From the data below, return each line in which the string "username" is found.

Records from a data source:
○ ○ ○

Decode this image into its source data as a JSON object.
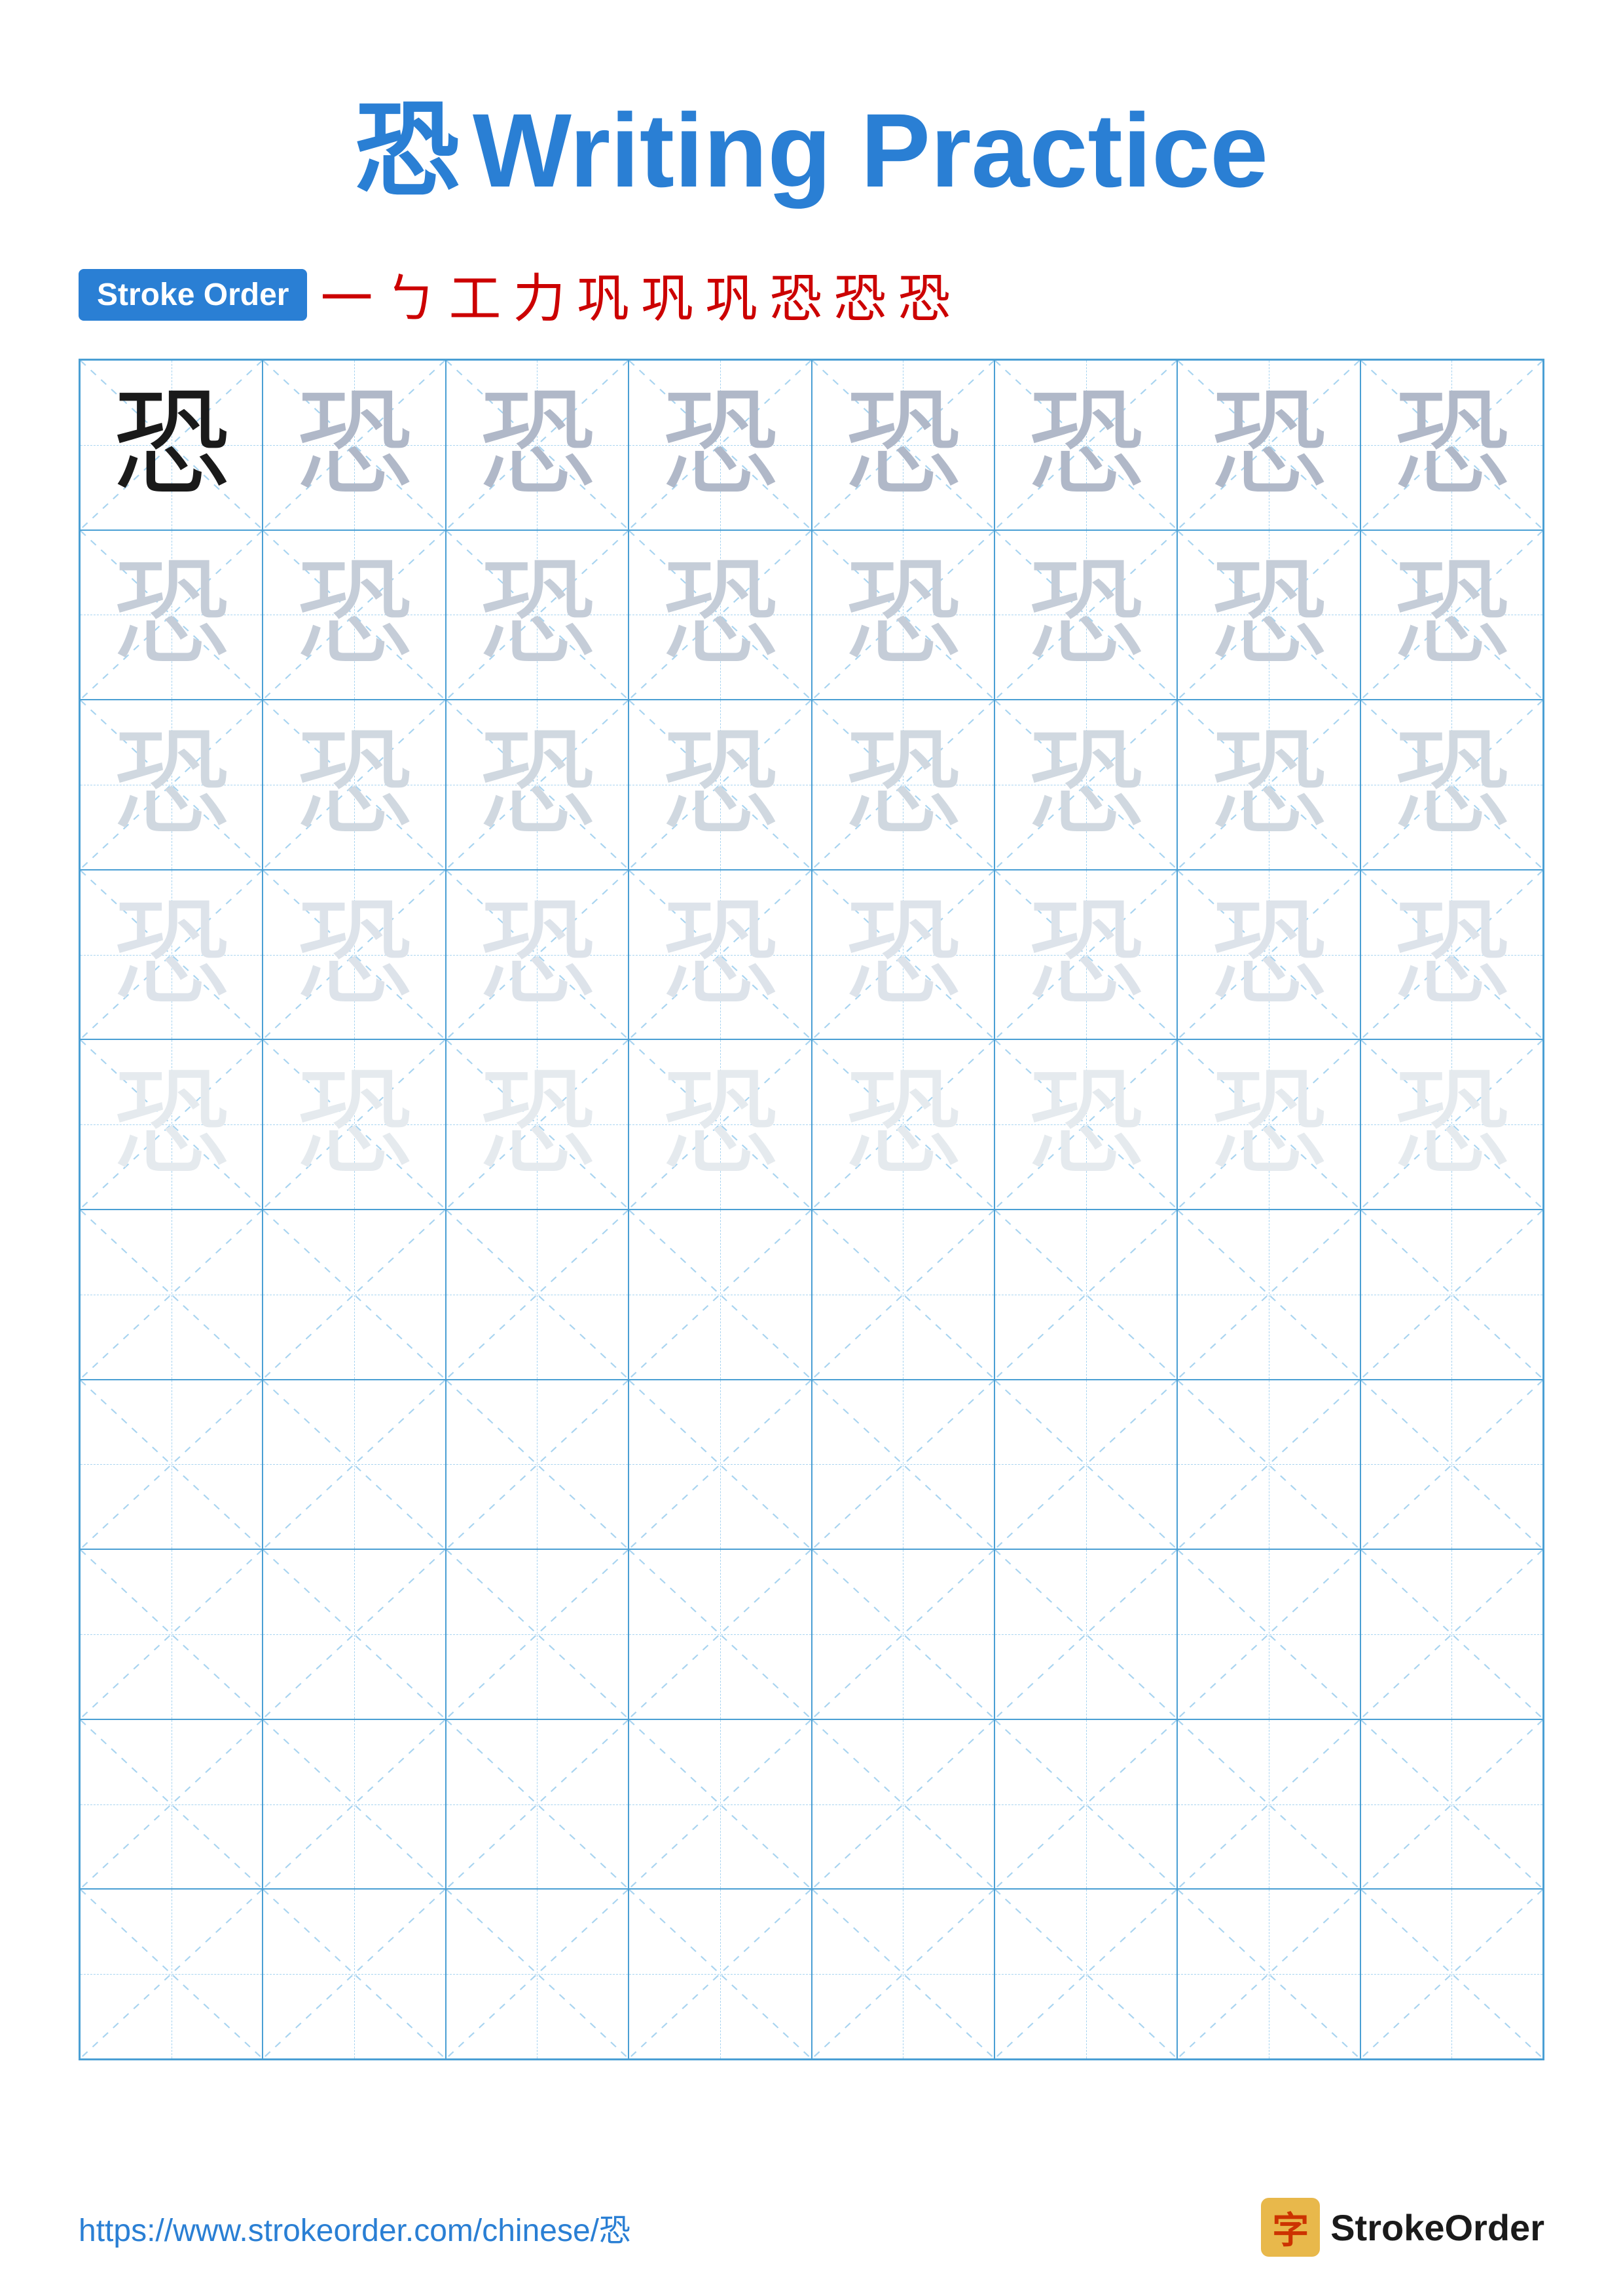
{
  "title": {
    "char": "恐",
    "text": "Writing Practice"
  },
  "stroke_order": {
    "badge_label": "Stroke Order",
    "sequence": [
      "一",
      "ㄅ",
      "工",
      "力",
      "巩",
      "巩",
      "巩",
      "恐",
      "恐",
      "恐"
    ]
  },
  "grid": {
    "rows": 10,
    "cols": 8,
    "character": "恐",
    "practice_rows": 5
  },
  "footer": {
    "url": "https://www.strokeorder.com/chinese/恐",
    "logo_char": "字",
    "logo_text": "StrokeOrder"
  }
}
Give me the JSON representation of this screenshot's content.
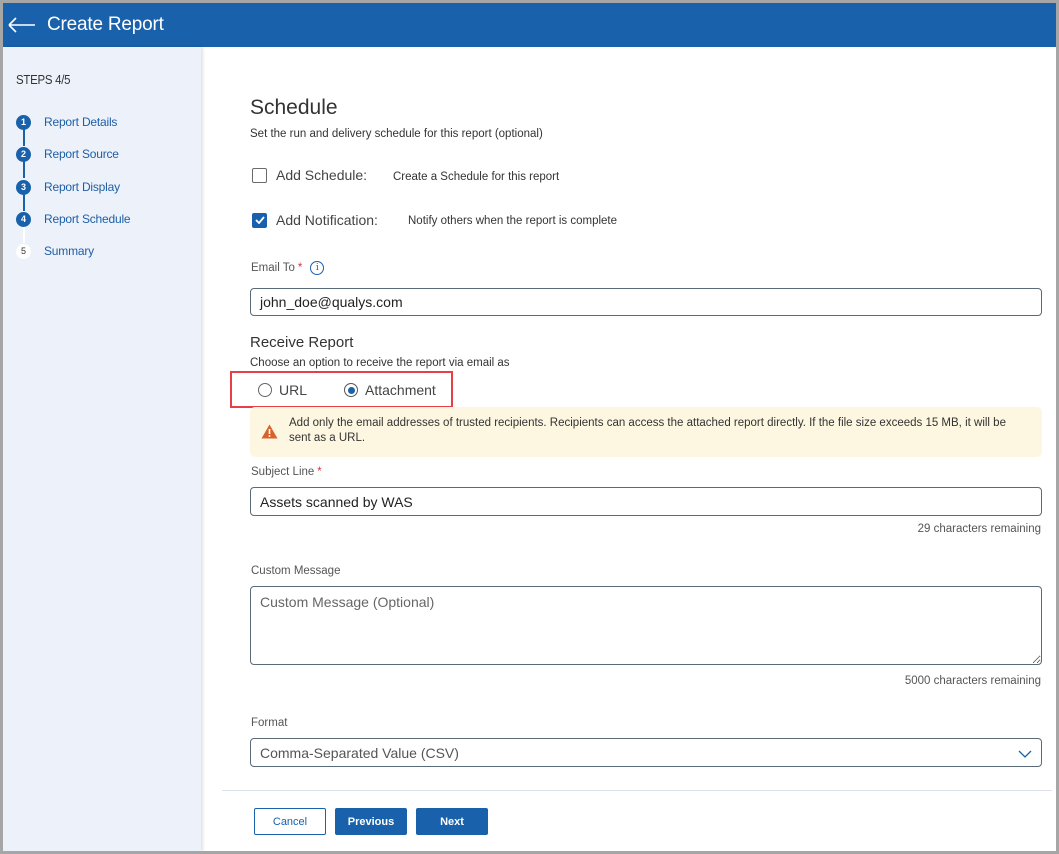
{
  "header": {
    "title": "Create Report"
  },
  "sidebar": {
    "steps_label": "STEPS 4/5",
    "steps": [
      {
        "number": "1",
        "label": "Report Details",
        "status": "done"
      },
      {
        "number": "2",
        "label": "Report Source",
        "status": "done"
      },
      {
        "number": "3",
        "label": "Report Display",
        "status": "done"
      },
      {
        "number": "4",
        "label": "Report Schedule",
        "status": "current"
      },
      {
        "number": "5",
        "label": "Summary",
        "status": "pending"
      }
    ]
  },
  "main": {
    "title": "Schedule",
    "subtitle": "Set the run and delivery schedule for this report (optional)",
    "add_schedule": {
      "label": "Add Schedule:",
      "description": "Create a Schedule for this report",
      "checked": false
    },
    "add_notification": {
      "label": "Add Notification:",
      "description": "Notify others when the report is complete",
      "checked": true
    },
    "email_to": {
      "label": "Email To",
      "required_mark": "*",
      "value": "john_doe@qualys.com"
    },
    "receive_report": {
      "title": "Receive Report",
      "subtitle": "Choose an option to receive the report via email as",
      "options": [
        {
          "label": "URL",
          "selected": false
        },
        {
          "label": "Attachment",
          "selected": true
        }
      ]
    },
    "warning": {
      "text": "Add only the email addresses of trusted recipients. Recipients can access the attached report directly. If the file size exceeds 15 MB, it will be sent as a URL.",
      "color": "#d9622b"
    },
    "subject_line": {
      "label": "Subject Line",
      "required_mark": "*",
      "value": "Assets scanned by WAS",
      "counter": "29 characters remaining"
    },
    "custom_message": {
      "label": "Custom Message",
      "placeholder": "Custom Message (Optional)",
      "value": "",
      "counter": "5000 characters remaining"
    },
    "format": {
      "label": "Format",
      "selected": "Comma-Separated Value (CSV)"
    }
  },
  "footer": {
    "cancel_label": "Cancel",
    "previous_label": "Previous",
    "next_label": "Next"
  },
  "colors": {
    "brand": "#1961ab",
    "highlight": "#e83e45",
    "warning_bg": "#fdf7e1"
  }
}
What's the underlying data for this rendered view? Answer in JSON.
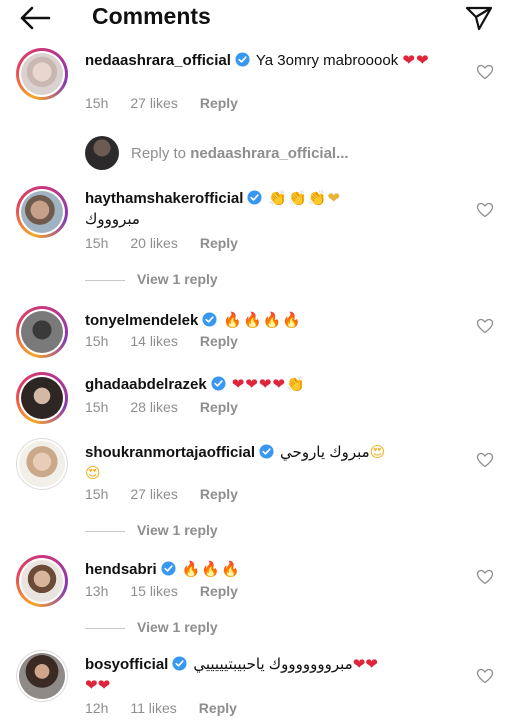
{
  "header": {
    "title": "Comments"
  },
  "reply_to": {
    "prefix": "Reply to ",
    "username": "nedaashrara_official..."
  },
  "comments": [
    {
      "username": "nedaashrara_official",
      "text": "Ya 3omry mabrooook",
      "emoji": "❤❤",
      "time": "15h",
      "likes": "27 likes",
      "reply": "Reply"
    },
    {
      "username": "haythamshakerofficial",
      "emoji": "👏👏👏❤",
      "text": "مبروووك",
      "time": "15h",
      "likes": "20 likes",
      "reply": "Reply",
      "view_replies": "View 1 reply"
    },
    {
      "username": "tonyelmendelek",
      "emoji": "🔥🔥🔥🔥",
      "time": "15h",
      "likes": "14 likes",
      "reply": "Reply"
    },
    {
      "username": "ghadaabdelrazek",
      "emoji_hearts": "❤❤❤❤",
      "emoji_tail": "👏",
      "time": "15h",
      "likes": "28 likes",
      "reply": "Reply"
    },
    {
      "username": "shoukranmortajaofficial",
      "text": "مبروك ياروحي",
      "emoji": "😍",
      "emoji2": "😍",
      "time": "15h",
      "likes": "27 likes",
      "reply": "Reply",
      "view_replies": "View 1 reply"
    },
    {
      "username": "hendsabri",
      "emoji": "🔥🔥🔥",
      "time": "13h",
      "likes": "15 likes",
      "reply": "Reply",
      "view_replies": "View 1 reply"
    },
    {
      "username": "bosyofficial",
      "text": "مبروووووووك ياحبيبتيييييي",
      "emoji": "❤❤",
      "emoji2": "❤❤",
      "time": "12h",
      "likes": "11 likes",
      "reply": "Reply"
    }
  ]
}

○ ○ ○

- [Output for this exercise]:
    "username": "nedaashrara_official..."
      "username": "nedaashrara_official",
      "username": "haythamshakerofficial",
      "username": "tonyelmendelek",
      "username": "ghadaabdelrazek",
      "username": "shoukranmortajaofficial",
      "username": "hendsabri",
      "username": "bosyofficial",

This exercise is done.